--- START ---

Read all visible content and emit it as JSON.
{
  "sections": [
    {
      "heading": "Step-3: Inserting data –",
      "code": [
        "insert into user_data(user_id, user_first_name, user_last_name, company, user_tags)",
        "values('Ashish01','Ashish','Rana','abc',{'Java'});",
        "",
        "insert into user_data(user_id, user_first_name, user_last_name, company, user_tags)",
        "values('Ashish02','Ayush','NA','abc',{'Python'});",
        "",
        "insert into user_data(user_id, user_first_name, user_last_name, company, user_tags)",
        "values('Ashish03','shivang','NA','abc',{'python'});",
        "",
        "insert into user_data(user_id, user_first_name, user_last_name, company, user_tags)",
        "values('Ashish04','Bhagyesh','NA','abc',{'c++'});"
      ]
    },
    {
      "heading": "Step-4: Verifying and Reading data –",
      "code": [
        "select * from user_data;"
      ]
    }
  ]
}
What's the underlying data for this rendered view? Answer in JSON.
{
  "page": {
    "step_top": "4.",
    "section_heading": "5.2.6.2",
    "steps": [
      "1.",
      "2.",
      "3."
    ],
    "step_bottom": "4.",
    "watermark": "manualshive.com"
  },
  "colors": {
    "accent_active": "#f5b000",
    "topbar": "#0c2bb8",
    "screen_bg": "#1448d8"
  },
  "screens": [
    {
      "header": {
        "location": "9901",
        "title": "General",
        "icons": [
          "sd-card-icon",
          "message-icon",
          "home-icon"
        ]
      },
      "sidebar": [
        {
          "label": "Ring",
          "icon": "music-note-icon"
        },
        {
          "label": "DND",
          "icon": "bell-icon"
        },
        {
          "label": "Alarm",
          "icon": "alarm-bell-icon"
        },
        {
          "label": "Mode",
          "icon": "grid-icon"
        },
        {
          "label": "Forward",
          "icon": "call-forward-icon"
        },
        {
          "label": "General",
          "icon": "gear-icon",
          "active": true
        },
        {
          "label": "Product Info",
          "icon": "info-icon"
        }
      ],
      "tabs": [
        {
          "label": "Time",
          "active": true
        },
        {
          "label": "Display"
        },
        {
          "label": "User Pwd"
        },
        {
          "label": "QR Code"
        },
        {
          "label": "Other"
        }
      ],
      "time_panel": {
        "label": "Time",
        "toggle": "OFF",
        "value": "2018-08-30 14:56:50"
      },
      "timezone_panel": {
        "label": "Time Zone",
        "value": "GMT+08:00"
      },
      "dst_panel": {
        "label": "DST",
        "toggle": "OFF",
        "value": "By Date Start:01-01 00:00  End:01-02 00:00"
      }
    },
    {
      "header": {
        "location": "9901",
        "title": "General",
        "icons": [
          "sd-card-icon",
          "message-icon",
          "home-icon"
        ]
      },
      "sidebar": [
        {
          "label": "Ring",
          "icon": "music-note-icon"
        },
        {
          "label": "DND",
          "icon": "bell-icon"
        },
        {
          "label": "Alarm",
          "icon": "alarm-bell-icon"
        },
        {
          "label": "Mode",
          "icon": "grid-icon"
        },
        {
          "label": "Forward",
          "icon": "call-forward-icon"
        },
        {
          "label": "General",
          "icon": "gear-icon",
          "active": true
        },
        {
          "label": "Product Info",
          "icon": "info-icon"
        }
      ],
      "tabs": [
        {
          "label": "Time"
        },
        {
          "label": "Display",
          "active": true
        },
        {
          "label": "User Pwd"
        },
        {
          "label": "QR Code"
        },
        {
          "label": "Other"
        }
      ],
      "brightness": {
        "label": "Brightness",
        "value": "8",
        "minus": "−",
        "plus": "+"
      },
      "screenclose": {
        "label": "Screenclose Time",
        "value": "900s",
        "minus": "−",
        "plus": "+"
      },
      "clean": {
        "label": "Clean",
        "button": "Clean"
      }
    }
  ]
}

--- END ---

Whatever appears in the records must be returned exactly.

SOLUTION TO THIS TASK:
Read all visible content and emit it as JSON.
{
  "sections": [
    {
      "heading": "Step-3: Inserting data –",
      "code": [
        "insert into user_data(user_id, user_first_name, user_last_name, company, user_tags)",
        "values('Ashish01','Ashish','Rana','abc',{'Java'});",
        "",
        "insert into user_data(user_id, user_first_name, user_last_name, company, user_tags)",
        "values('Ashish02','Ayush','NA','abc',{'Python'});",
        "",
        "insert into user_data(user_id, user_first_name, user_last_name, company, user_tags)",
        "values('Ashish03','shivang','NA','abc',{'python'});",
        "",
        "insert into user_data(user_id, user_first_name, user_last_name, company, user_tags)",
        "values('Ashish04','Bhagyesh','NA','abc',{'c++'});"
      ]
    },
    {
      "heading": "Step-4: Verifying and Reading data –",
      "code": [
        "select * from user_data;"
      ]
    }
  ]
}
What's the underlying data for this rendered view? Answer in JSON.
{
  "page": {
    "step_top": "4.",
    "section_heading": "5.2.6.2",
    "steps": [
      "1.",
      "2.",
      "3."
    ],
    "step_bottom": "4.",
    "watermark": "manualshive.com"
  },
  "colors": {
    "accent_active": "#f5b000",
    "topbar": "#0c2bb8",
    "screen_bg": "#1448d8"
  },
  "screens": [
    {
      "header": {
        "location": "9901",
        "title": "General",
        "icons": [
          "sd-card-icon",
          "message-icon",
          "home-icon"
        ]
      },
      "sidebar": [
        {
          "label": "Ring",
          "icon": "music-note-icon"
        },
        {
          "label": "DND",
          "icon": "bell-icon"
        },
        {
          "label": "Alarm",
          "icon": "alarm-bell-icon"
        },
        {
          "label": "Mode",
          "icon": "grid-icon"
        },
        {
          "label": "Forward",
          "icon": "call-forward-icon"
        },
        {
          "label": "General",
          "icon": "gear-icon",
          "active": true
        },
        {
          "label": "Product Info",
          "icon": "info-icon"
        }
      ],
      "tabs": [
        {
          "label": "Time",
          "active": true
        },
        {
          "label": "Display"
        },
        {
          "label": "User Pwd"
        },
        {
          "label": "QR Code"
        },
        {
          "label": "Other"
        }
      ],
      "time_panel": {
        "label": "Time",
        "toggle": "OFF",
        "value": "2018-08-30 14:56:50"
      },
      "timezone_panel": {
        "label": "Time Zone",
        "value": "GMT+08:00"
      },
      "dst_panel": {
        "label": "DST",
        "toggle": "OFF",
        "value": "By Date Start:01-01 00:00  End:01-02 00:00"
      }
    },
    {
      "header": {
        "location": "9901",
        "title": "General",
        "icons": [
          "sd-card-icon",
          "message-icon",
          "home-icon"
        ]
      },
      "sidebar": [
        {
          "label": "Ring",
          "icon": "music-note-icon"
        },
        {
          "label": "DND",
          "icon": "bell-icon"
        },
        {
          "label": "Alarm",
          "icon": "alarm-bell-icon"
        },
        {
          "label": "Mode",
          "icon": "grid-icon"
        },
        {
          "label": "Forward",
          "icon": "call-forward-icon"
        },
        {
          "label": "General",
          "icon": "gear-icon",
          "active": true
        },
        {
          "label": "Product Info",
          "icon": "info-icon"
        }
      ],
      "tabs": [
        {
          "label": "Time"
        },
        {
          "label": "Display",
          "active": true
        },
        {
          "label": "User Pwd"
        },
        {
          "label": "QR Code"
        },
        {
          "label": "Other"
        }
      ],
      "brightness": {
        "label": "Brightness",
        "value": "8",
        "minus": "−",
        "plus": "+"
      },
      "screenclose": {
        "label": "Screenclose Time",
        "value": "900s",
        "minus": "−",
        "plus": "+"
      },
      "clean": {
        "label": "Clean",
        "button": "Clean"
      }
    }
  ]
}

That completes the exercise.